(EXERCISE DESCRIPTION): Find each line of the material below in which the word "screenshot" occurs, and return it.

(SOURCE MATERIAL):
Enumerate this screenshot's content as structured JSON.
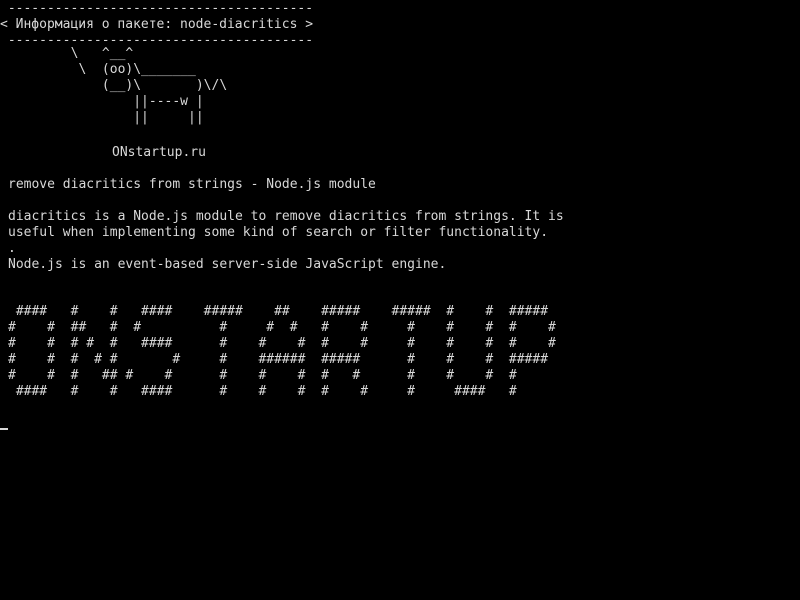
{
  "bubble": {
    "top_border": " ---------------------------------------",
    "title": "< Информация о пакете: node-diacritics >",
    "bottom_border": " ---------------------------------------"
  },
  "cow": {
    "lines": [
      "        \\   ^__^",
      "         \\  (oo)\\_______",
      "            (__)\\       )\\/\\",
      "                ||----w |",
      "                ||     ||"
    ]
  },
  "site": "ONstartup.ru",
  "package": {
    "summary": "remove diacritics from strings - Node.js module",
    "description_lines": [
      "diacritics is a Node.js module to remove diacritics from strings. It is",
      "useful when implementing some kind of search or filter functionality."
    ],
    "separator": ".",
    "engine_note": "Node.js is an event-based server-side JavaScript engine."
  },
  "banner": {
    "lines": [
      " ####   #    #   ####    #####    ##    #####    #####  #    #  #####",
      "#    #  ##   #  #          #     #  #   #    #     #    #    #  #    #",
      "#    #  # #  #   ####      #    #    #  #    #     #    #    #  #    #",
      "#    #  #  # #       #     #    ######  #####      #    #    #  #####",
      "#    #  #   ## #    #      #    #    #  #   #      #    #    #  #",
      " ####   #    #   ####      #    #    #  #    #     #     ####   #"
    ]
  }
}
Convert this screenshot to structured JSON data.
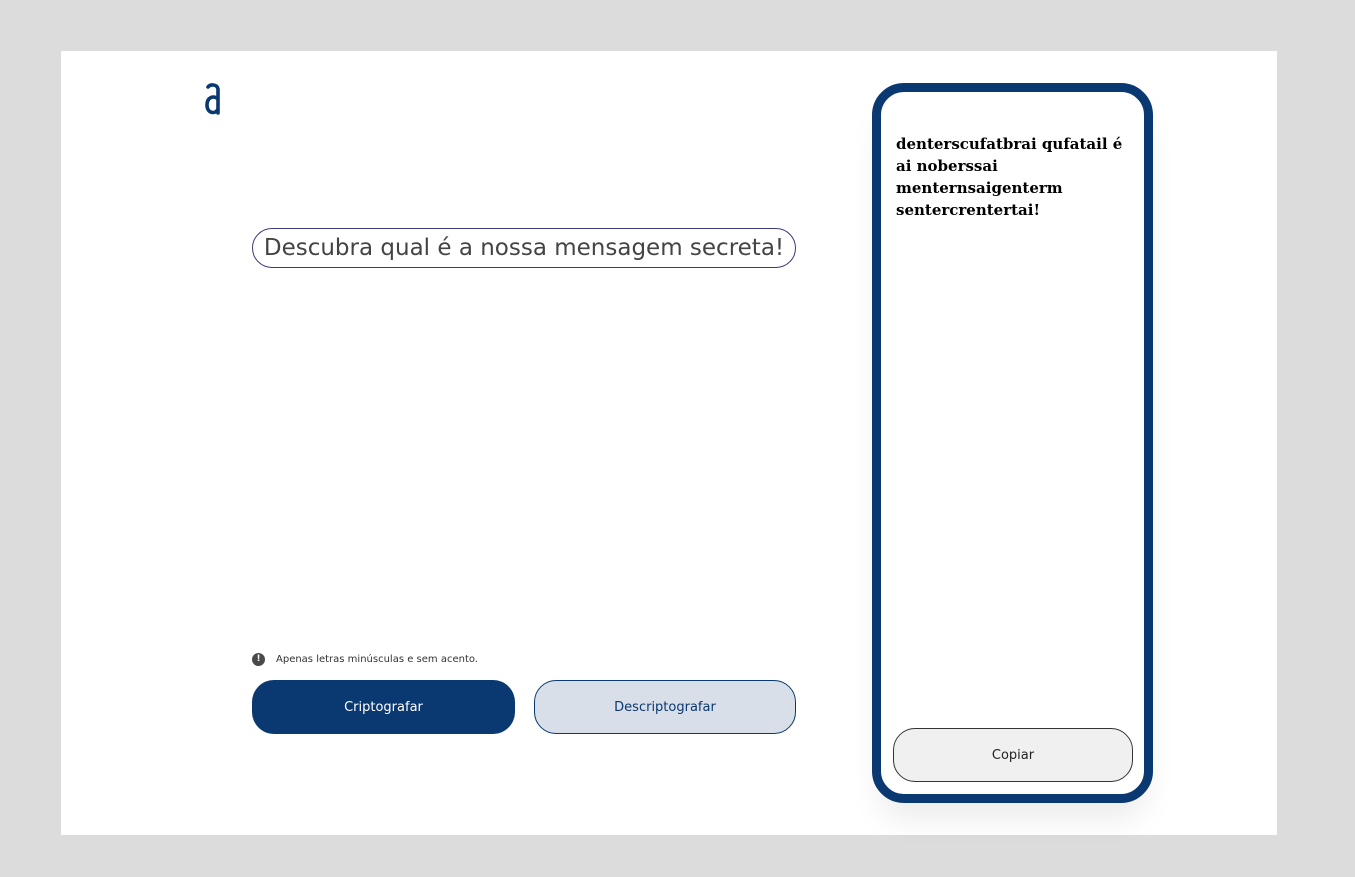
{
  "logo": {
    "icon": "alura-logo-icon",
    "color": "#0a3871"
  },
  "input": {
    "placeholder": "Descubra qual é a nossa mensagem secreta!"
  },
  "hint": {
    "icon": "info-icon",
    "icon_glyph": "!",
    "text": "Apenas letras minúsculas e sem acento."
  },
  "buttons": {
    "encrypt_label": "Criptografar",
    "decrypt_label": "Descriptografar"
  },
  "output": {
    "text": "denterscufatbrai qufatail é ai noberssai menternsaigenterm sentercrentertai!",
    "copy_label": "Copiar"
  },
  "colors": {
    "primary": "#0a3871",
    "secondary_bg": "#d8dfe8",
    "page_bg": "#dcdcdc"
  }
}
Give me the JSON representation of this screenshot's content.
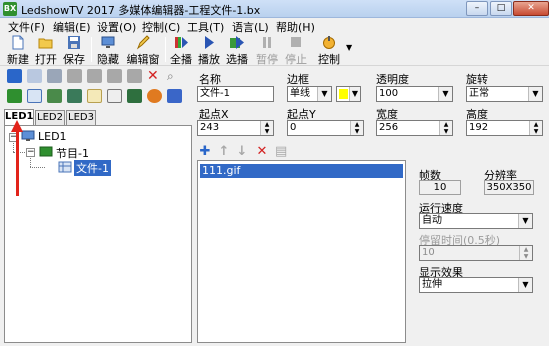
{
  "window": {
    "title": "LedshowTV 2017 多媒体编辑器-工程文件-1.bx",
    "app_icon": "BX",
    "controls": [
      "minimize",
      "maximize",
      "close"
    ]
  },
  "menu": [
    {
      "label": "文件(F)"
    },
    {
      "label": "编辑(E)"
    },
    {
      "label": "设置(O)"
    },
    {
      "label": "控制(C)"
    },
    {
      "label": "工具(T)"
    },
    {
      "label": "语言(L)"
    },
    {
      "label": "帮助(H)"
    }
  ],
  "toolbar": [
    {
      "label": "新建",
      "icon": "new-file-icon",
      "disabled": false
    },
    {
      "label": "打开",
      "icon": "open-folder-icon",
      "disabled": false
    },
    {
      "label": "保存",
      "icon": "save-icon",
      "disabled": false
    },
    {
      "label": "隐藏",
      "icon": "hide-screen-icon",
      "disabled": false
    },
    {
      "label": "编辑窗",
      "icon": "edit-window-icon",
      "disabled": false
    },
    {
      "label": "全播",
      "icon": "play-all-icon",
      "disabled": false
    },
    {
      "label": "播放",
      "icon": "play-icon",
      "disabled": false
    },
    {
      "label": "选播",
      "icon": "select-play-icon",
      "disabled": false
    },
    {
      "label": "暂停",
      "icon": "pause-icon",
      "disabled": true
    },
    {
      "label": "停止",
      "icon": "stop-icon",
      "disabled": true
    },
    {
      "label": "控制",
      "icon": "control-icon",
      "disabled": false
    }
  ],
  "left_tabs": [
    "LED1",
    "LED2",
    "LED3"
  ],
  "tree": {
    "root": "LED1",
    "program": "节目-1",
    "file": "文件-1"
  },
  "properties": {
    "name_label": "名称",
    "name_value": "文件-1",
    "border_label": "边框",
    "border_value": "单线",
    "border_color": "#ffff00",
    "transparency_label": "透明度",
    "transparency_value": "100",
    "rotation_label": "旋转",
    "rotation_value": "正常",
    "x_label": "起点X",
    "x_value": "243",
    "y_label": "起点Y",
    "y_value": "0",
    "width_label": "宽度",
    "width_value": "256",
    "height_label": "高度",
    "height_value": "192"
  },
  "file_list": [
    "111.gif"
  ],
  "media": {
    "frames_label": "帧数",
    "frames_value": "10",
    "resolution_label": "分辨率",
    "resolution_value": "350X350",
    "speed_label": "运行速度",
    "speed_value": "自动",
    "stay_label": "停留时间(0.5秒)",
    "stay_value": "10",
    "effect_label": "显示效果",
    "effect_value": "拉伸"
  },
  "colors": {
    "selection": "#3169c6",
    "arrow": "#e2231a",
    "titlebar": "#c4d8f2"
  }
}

(SOLUTION FOR THIS EXERCISE):
Enumerate this screenshot's content as structured JSON.
Convert this screenshot to structured JSON data.
Give me the JSON representation of this screenshot's content.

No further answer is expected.